Assigned task - Which lines of the data hold the word "constant"? Copy all of them.

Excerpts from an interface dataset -
+++

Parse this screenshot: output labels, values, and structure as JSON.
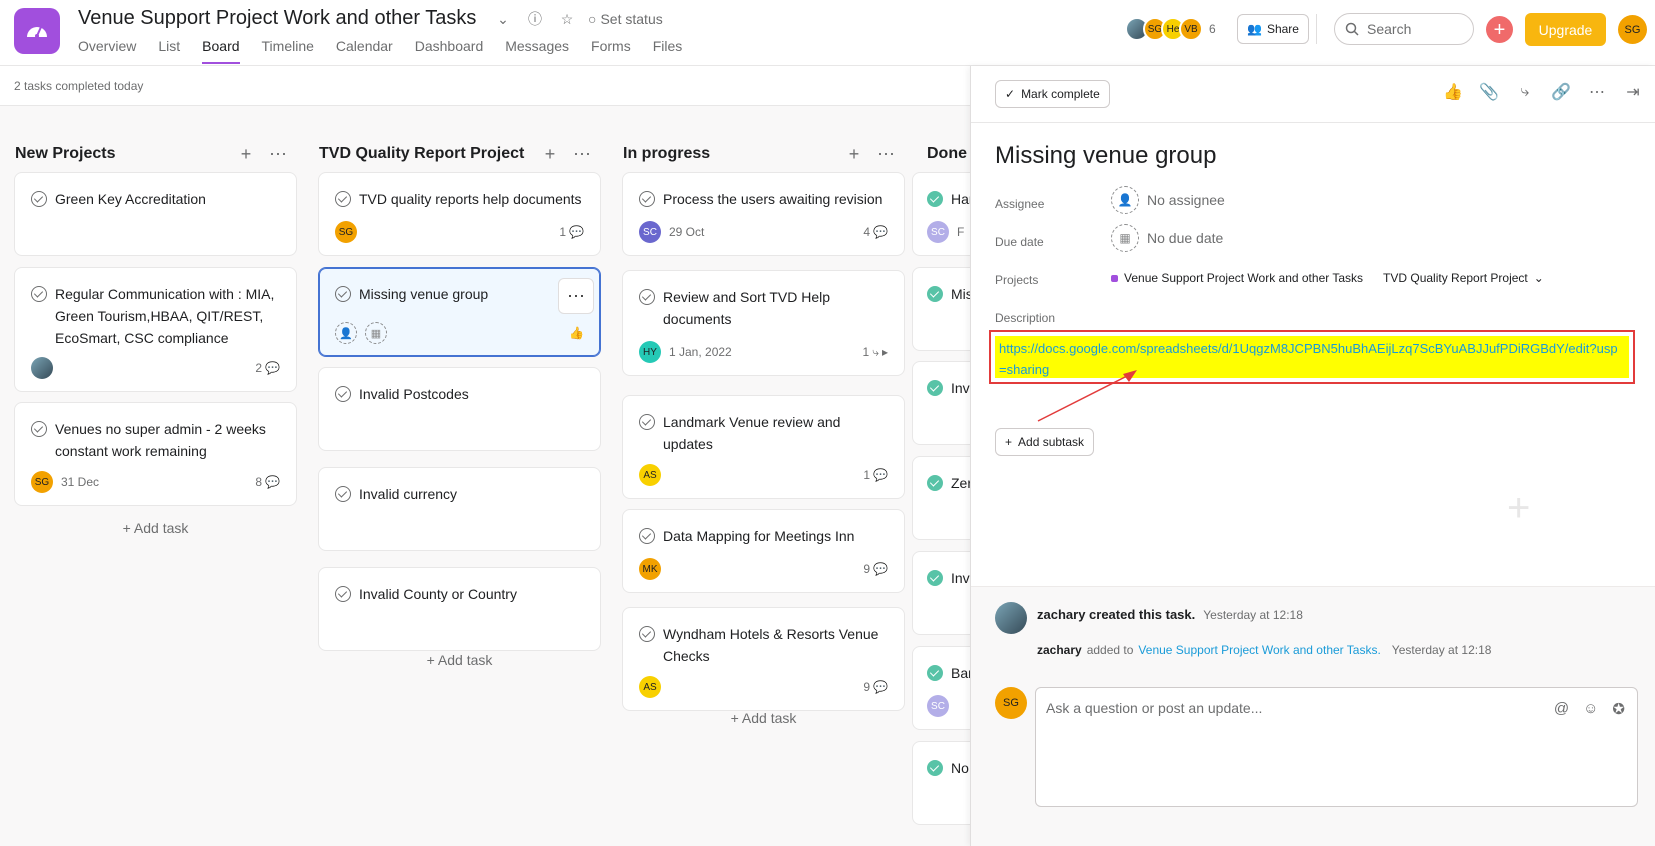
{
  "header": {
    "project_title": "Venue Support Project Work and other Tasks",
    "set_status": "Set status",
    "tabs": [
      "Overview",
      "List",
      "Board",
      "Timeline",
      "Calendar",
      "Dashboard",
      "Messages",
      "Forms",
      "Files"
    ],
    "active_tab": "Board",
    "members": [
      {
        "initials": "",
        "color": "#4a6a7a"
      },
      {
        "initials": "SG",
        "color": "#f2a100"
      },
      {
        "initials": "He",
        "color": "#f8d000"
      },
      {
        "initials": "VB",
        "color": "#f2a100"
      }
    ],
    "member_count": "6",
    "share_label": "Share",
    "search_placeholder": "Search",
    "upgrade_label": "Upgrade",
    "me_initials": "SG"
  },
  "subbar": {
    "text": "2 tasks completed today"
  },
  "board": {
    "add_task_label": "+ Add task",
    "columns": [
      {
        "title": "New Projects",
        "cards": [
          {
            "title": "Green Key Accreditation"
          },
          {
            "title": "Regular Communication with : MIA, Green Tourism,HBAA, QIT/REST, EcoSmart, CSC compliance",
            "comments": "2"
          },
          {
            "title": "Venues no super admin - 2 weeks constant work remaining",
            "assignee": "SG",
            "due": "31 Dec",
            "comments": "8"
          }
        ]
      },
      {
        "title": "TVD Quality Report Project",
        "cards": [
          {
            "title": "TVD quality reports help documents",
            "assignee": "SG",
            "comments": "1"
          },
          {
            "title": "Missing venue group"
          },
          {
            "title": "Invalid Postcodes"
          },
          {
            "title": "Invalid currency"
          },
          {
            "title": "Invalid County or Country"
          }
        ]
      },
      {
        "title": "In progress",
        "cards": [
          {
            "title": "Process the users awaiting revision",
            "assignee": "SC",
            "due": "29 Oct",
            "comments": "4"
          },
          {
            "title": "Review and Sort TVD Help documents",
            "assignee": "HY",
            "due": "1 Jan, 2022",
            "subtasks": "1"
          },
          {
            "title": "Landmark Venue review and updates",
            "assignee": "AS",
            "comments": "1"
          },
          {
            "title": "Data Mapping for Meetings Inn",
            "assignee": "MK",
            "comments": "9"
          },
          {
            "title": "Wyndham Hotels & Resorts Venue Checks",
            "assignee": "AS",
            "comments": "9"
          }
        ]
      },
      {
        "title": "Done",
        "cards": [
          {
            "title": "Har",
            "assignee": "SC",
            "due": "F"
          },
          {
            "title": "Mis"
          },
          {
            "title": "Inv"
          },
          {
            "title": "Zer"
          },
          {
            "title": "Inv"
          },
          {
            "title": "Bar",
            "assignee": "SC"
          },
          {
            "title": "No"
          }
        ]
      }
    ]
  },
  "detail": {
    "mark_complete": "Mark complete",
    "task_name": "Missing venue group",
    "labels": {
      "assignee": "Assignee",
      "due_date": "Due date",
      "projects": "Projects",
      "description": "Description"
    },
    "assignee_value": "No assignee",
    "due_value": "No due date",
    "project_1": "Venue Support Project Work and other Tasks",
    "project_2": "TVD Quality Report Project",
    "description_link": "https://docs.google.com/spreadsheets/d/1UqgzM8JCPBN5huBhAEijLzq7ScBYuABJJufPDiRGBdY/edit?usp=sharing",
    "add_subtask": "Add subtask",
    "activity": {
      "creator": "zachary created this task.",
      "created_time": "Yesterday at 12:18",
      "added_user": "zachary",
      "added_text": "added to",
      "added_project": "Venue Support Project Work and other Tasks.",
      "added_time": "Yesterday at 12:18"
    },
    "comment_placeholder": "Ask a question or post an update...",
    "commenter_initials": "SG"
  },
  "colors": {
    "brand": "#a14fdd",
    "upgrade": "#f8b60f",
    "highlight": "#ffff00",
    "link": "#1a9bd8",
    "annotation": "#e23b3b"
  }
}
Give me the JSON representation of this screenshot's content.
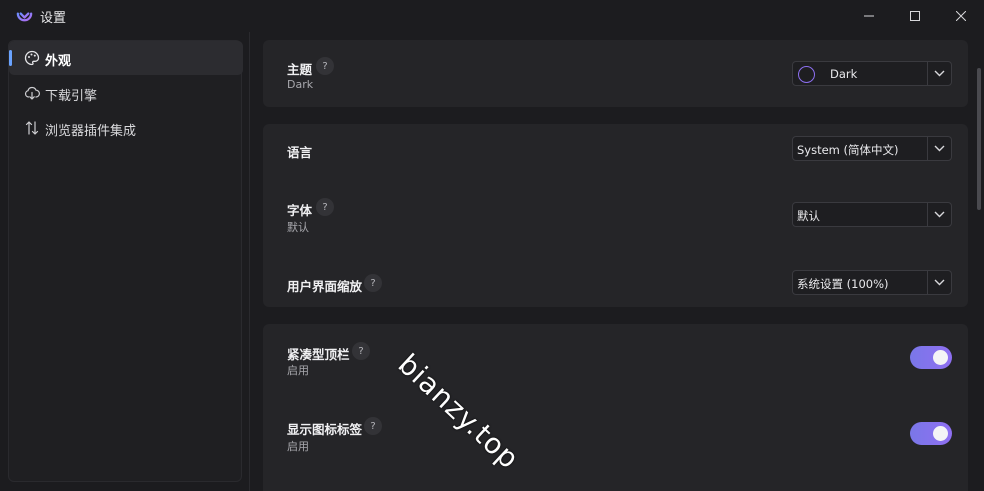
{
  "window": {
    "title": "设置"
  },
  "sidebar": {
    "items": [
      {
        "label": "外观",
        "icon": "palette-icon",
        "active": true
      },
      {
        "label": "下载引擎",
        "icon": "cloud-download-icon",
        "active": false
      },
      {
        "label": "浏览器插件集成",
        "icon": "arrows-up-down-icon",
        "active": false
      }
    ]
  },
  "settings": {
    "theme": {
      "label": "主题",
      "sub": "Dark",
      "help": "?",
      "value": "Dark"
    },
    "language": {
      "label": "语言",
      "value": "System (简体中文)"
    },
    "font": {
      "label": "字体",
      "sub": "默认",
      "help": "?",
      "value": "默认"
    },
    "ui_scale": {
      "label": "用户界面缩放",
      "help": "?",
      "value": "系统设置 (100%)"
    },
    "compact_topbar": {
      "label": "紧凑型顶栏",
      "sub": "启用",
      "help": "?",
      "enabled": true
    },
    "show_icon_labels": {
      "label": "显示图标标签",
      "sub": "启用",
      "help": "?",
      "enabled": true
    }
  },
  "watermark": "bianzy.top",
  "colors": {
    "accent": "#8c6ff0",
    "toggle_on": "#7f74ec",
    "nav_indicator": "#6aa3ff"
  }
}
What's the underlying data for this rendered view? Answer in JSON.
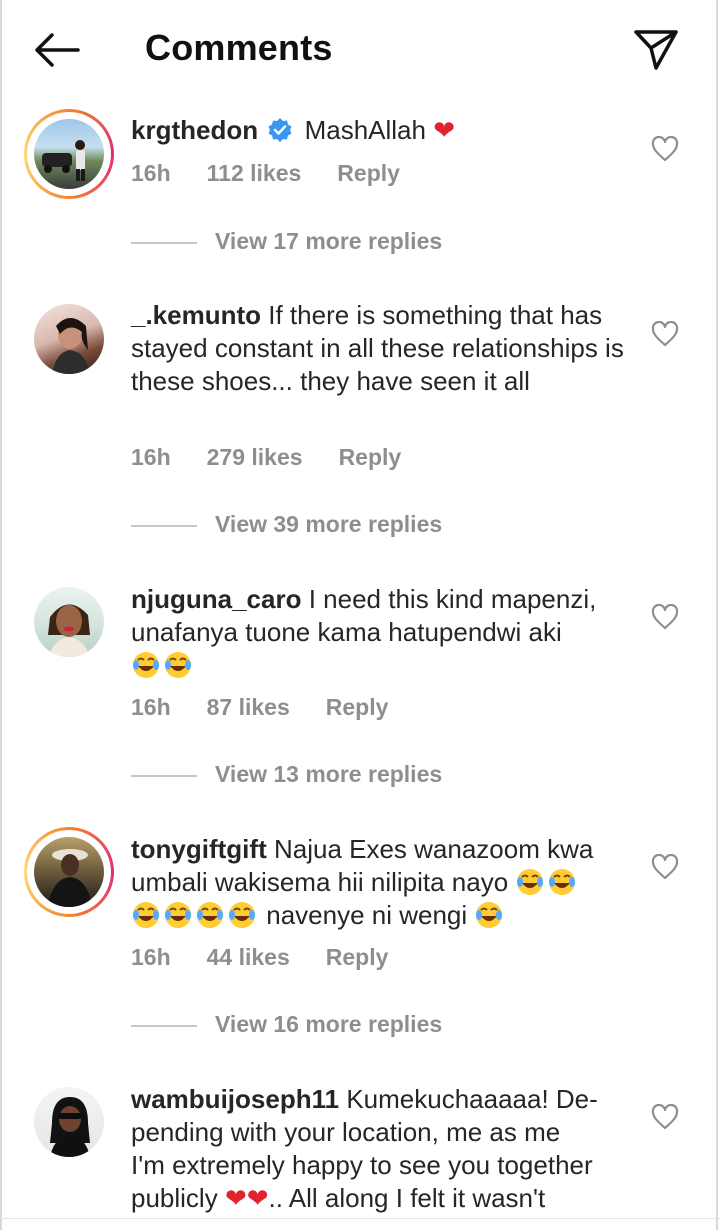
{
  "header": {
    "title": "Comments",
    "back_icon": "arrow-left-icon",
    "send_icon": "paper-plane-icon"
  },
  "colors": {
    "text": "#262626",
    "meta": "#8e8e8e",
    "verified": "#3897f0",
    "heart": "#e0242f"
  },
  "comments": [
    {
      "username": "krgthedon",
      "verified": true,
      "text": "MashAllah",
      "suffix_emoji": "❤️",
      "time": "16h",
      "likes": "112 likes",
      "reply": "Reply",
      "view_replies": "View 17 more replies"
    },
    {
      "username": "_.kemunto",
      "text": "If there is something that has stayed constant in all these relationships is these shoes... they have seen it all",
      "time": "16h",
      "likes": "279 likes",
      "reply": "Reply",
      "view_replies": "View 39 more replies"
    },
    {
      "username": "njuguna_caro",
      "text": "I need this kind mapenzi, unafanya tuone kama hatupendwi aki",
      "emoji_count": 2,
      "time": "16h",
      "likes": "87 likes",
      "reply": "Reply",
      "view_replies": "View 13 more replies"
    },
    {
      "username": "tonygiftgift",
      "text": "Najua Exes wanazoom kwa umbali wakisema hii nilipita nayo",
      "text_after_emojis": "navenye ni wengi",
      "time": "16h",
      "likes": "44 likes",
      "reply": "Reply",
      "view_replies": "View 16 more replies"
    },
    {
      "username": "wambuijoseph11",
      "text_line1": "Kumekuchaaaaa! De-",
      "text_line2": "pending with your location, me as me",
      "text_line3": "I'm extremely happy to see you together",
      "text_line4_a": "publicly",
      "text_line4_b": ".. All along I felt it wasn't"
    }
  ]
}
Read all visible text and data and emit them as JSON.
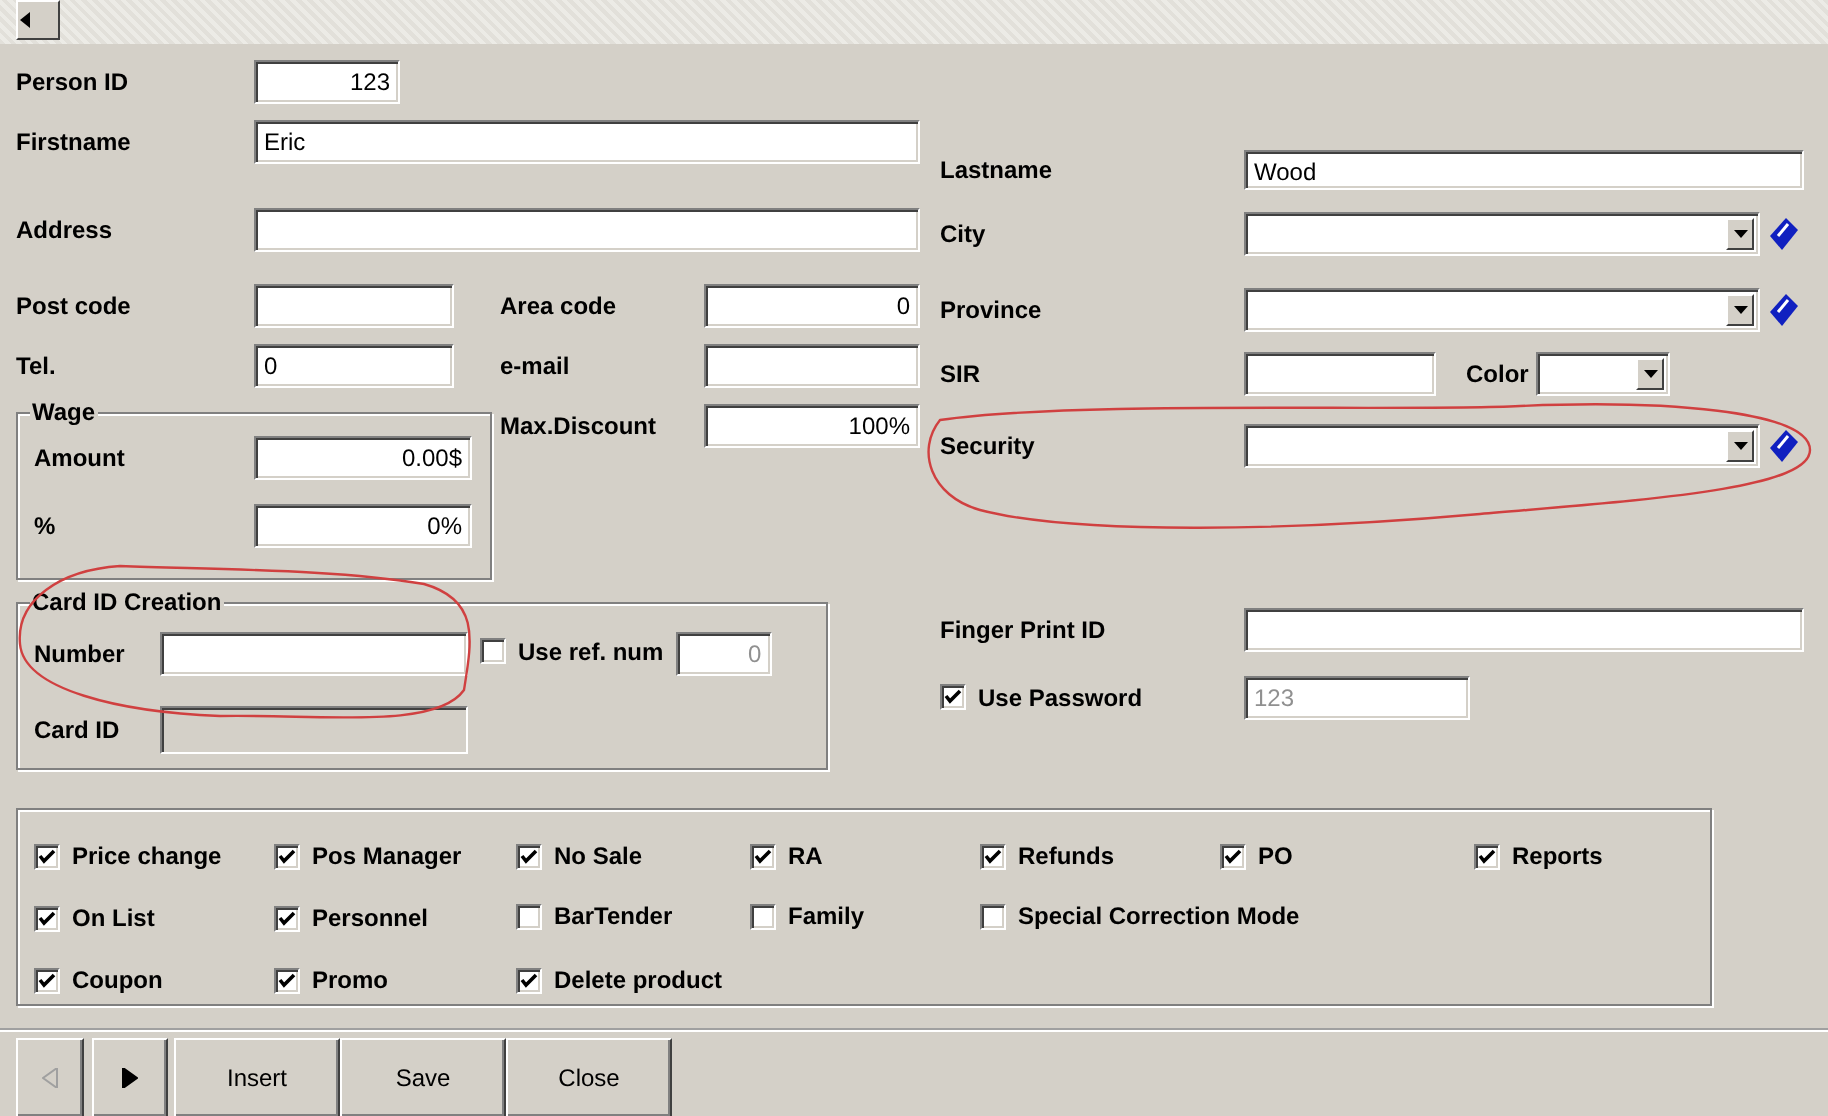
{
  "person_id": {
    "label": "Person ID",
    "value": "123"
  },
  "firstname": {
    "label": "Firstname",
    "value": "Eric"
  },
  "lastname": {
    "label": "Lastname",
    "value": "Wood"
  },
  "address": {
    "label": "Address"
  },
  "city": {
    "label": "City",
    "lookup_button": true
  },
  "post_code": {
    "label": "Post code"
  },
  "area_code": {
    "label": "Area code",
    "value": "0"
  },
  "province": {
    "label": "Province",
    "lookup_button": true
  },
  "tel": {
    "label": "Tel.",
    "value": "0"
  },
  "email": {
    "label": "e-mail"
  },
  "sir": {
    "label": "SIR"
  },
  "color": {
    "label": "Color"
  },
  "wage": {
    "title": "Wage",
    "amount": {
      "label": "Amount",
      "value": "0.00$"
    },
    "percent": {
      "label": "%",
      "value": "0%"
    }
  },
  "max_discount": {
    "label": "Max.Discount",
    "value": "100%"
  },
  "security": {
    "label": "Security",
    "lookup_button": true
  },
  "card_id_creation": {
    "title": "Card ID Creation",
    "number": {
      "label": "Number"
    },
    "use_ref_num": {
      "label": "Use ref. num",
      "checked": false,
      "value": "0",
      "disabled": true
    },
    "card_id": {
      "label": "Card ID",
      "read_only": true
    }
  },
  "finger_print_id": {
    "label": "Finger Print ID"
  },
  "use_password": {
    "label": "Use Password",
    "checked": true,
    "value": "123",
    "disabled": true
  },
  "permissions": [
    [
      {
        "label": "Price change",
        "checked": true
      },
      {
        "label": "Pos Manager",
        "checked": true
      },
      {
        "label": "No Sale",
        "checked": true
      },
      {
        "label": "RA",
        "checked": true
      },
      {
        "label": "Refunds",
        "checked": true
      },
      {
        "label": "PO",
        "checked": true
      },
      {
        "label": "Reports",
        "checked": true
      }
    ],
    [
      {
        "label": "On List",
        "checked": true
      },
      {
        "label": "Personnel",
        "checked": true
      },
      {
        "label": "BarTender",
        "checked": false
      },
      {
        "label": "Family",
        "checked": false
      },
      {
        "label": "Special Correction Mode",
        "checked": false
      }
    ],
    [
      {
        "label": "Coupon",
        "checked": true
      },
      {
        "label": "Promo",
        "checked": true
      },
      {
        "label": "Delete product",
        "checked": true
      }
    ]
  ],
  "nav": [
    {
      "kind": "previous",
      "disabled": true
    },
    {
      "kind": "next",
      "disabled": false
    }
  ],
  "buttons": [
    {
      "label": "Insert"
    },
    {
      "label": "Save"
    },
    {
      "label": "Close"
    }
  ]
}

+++

Response area -
            "title": "Venues no super admin - 2 weeks constant work remaining",
      "text": "If there is something that has stayed constant in all these relationships is these shoes... they have seen it all",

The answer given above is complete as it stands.